What Doesn’t Kill You: A Life with Chronic Illness – Lessons from a Body in Revolt
Tessa Miller, February 2021
The riveting account of a young journalist’s awakening to chronic illness, weaving together personal story and reporting to shed light on living with an ailment, the American medical system, and chronic health problems. Read more . . .
Witches, Midwives, and Nurses: A History of Women Healers
Barbara Ehrenreich and Deirdre English, July 2010 (Second Edition)
First published by The Feminist Press in 1973, this is a thought-provoking book about the historic demonization of women healers and the evolution of today’s health-care system, including today’s changing attitudes about childbirth. Read more . . .
A Farewell To Arms

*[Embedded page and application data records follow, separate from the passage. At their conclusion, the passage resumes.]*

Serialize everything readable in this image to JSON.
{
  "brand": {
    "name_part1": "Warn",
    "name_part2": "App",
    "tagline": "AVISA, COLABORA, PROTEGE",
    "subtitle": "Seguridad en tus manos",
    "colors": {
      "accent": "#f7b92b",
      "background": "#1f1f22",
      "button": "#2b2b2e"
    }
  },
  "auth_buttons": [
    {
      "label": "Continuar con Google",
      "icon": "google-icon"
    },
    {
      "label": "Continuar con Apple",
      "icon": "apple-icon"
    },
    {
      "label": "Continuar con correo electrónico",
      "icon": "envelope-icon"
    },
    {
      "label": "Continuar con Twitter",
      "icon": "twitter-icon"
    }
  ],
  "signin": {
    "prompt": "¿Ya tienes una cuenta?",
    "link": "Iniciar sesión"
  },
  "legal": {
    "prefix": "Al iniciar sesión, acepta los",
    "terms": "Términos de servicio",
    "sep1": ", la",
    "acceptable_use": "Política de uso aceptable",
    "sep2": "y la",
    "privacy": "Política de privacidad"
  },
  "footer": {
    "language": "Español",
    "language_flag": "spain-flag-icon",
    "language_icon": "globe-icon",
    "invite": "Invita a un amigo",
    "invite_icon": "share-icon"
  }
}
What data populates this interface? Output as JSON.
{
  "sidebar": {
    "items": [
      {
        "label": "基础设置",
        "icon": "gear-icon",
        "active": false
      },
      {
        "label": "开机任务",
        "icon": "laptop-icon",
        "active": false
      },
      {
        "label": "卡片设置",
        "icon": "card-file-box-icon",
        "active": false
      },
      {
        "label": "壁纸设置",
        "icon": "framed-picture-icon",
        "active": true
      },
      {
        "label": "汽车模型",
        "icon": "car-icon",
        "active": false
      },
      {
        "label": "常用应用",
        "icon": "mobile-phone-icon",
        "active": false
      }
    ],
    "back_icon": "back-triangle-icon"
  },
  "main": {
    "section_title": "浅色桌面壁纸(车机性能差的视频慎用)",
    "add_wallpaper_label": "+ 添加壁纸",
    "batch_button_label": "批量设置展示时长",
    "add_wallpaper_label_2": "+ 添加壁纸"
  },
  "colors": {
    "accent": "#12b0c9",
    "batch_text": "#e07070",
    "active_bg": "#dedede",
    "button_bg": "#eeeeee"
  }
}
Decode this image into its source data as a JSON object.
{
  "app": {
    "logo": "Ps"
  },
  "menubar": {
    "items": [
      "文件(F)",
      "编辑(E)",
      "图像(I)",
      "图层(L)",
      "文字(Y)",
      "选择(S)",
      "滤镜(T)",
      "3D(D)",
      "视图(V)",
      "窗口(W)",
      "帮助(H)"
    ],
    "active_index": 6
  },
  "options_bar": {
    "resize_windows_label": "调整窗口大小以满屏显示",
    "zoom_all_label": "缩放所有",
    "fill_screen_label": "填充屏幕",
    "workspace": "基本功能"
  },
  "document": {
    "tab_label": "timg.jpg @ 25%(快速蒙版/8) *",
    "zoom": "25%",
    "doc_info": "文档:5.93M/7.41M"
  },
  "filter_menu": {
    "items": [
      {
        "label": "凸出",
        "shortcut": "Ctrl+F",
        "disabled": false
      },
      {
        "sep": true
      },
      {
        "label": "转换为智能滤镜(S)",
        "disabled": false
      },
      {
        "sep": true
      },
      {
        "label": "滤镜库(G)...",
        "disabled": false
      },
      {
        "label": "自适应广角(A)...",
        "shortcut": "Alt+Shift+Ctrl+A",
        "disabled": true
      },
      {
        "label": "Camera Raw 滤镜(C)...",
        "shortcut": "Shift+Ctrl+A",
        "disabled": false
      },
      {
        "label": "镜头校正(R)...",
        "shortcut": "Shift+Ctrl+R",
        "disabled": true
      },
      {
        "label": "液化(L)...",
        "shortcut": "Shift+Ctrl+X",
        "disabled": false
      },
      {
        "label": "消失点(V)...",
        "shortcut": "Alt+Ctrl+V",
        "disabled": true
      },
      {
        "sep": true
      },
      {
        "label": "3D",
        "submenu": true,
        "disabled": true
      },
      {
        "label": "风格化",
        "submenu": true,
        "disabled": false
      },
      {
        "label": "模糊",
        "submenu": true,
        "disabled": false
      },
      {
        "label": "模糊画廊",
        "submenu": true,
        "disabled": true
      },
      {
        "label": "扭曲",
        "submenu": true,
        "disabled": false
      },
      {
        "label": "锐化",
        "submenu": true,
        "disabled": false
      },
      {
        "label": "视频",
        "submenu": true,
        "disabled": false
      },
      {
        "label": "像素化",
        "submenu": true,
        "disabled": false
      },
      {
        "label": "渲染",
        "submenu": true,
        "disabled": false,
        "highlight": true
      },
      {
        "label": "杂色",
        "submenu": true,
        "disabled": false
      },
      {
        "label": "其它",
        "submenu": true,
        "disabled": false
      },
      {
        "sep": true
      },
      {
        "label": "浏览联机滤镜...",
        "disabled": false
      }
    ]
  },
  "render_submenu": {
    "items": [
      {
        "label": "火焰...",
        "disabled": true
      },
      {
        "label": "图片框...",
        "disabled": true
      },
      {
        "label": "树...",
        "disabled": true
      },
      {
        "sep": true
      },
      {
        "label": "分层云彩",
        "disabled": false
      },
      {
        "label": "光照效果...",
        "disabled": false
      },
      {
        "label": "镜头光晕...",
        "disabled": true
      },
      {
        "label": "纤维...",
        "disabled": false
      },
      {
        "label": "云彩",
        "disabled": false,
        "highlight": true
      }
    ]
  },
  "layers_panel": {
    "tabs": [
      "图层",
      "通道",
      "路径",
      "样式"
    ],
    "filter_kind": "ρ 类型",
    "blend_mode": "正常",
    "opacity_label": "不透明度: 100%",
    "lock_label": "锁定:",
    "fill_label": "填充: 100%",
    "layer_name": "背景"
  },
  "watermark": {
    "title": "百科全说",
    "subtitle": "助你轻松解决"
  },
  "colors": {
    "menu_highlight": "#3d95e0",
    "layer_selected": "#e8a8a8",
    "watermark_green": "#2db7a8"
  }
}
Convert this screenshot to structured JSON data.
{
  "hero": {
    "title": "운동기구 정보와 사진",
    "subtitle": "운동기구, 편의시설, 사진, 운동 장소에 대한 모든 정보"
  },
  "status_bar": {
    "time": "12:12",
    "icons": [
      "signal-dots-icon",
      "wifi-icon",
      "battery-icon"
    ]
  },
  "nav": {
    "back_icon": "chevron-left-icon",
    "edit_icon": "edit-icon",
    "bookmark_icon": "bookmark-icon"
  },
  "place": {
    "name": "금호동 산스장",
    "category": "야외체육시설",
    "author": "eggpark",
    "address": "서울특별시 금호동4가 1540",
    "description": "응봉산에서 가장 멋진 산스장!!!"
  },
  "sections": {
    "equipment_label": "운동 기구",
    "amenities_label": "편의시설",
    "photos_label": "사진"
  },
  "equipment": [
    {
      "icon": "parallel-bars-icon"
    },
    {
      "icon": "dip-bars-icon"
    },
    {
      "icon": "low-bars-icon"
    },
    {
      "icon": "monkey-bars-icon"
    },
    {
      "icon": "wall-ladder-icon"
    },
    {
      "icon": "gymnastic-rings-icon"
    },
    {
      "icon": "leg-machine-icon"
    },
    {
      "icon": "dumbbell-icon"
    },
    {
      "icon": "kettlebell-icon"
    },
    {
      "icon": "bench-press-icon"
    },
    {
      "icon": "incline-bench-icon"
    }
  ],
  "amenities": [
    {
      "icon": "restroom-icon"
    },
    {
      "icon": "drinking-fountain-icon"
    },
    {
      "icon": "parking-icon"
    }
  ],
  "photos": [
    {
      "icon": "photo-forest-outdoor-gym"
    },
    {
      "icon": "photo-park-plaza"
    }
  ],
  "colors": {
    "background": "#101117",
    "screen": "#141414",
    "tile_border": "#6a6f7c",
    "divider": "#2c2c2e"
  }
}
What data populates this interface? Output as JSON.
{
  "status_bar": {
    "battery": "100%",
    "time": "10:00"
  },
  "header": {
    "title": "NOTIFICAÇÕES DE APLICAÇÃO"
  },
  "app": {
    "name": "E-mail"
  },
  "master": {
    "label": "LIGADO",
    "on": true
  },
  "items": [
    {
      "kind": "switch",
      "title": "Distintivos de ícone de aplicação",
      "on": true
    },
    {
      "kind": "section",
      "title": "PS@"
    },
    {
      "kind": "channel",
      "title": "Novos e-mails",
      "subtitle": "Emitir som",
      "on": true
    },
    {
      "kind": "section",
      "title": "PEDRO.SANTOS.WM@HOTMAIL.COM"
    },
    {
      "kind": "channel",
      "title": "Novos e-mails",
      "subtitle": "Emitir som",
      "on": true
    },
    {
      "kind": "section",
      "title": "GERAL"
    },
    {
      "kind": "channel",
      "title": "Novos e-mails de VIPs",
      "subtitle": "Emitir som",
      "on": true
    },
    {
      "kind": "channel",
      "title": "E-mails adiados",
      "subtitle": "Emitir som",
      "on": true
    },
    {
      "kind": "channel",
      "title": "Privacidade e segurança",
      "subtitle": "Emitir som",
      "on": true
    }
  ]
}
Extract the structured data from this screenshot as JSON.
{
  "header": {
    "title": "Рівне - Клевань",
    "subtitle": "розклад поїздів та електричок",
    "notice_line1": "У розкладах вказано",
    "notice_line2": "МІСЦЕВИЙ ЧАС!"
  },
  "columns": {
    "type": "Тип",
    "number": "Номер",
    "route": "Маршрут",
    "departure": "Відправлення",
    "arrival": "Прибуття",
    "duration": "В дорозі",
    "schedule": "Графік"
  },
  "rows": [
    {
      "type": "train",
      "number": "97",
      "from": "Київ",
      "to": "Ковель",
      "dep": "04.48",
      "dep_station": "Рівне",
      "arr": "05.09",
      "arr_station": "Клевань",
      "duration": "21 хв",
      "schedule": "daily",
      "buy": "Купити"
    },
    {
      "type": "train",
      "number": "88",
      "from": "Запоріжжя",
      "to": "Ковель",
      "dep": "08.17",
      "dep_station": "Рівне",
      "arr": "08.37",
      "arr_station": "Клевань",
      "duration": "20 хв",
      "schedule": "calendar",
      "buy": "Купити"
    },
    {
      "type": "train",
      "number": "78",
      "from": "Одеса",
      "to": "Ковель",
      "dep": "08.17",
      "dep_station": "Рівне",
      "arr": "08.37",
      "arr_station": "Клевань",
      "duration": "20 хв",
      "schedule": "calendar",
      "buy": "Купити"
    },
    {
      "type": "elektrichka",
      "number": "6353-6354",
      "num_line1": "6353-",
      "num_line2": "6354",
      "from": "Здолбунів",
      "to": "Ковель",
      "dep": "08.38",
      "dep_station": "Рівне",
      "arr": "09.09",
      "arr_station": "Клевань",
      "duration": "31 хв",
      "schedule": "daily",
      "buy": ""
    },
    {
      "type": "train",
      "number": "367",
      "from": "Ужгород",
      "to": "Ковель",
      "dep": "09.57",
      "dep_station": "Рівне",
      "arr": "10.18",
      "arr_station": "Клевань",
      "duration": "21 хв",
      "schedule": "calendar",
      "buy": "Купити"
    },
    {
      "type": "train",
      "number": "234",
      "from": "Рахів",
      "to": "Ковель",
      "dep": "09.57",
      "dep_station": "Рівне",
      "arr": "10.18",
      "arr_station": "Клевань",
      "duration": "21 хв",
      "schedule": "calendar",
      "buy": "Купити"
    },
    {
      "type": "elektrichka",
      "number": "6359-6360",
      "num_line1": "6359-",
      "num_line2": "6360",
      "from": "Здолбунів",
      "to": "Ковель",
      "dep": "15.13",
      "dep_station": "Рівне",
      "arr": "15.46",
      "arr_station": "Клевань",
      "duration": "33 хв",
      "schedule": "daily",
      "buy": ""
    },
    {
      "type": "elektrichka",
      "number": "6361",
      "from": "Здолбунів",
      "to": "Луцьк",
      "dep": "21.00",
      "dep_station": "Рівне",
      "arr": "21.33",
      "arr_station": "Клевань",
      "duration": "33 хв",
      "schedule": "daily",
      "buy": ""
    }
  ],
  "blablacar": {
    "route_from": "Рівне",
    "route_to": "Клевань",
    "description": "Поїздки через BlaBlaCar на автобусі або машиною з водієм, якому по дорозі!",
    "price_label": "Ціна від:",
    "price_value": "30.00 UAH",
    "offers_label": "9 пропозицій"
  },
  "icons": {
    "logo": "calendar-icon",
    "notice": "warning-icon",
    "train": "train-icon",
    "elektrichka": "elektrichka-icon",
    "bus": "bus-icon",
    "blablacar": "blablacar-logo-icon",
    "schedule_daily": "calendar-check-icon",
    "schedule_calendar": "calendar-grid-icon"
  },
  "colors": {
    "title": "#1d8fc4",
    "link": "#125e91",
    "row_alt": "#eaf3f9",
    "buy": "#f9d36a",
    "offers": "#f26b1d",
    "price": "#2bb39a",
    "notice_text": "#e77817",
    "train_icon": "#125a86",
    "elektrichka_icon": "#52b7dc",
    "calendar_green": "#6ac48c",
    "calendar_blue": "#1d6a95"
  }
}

????Earnest Hemingway, September 1929
Set in WWI, the story is a first-person account of an American soldier, based loosely on Hemingway’s own experience, who serves as a lieutenant in the ambulance corps of the Italian Army. When he becomes injured, he falls in love with an English nurse, Catherine. Read more . . .
My Name Is Mary Sutter
????Robin Oliveira, May 2010
This is a New York Times bestselling tale of the Civil War. Mary Sutter is a brilliant young midwife who dreams of becoming a surgeon. Eager to run away from recent heartbreak, Mary travels to Washington, D.C., to help tend the legions of Civil War wounded, pursuing her medical career against all odds. Read more . . .
Margaret Lyons, TV Critic of the New York Times, says: “Ben Whishaw stars as an exhausted, endearing doctor in this dramedy about a labor and delivery ward. ‘Hurt’ is based on a memoir by Adam Kay, and it feels more authentic than other contemporary doctor shows, less sensational. It also isn’t a procedural, so its story lines don’t feel as pat, even when its characters are familiar.” Read more . . .
In this three-part limited series, Anaplastologist Allison Vest shares the most devastating cases of patients who have lost major body parts, giving them a second chance by creating prosthetics to help restore their lives. Read more . . .
An ER doctor who fled his native Syria to come to Canada must overcome numerous obstacles to resume a career in the high stakes world of emergency medicine. Read more . . .
A one-episode, 42-min. documentary showing a behind-the curtain (literally) peek into emergency facilities throughout Texas. Read more . . .
Really Rural Surgery and Obstetrics
An educational medical podcast series that analyzes relevant surgical studies in the context of rural surgery in Canada. While its intended audience is Enhanced Surgical Skills family physicians, the content is relevant to anyone participating in surgery in rural and remote areas. Listen here . . .
Legends of Surgery
This podcast takes an entertaining and informative approach to telling the stories of the people and events that make up the history of modern surgery. Listen here . . .
Student Spotlight: Jessica Keller
RN, BSN, CNOR
Current student in NIFA’s RNFA program
City & State
Where did you get your RN degree?
Thomas Jefferson University, Philadelphia, PA
How did you come to choose perioperative nursing?
I loved surgery and found the human body to be so interesting.
What is one technique or RNFA trick you’ve learned from NIFA that you will use for life?
The 2- and 1-handed ties.
How do you feel having your RNFA will impact your life/career?
It will really provide me with other options within the surgery setting. Variety is the spice of life.
Click here for the RNFA job postings we’ve collected for you this month.
NIFA – Office Hours
Monday-Thursday, 8:00am – 5:00pm
Friday, 8:00am – 4:00pm
Here are several of the most-in-demand sites for our students, prospective students and grads:
Disclaimer: The views expressed in this newsletter are strictly those of their respective authors and do not necessarily represent the views of NIFA. NIFA does not give any express or implied warranty as to the accuracy of statements made by our contributors and does not accept any liability for error or omission. It is the responsibility of all perioperative personnel to work within and adhere to their facility bylaws and individual scope of practice.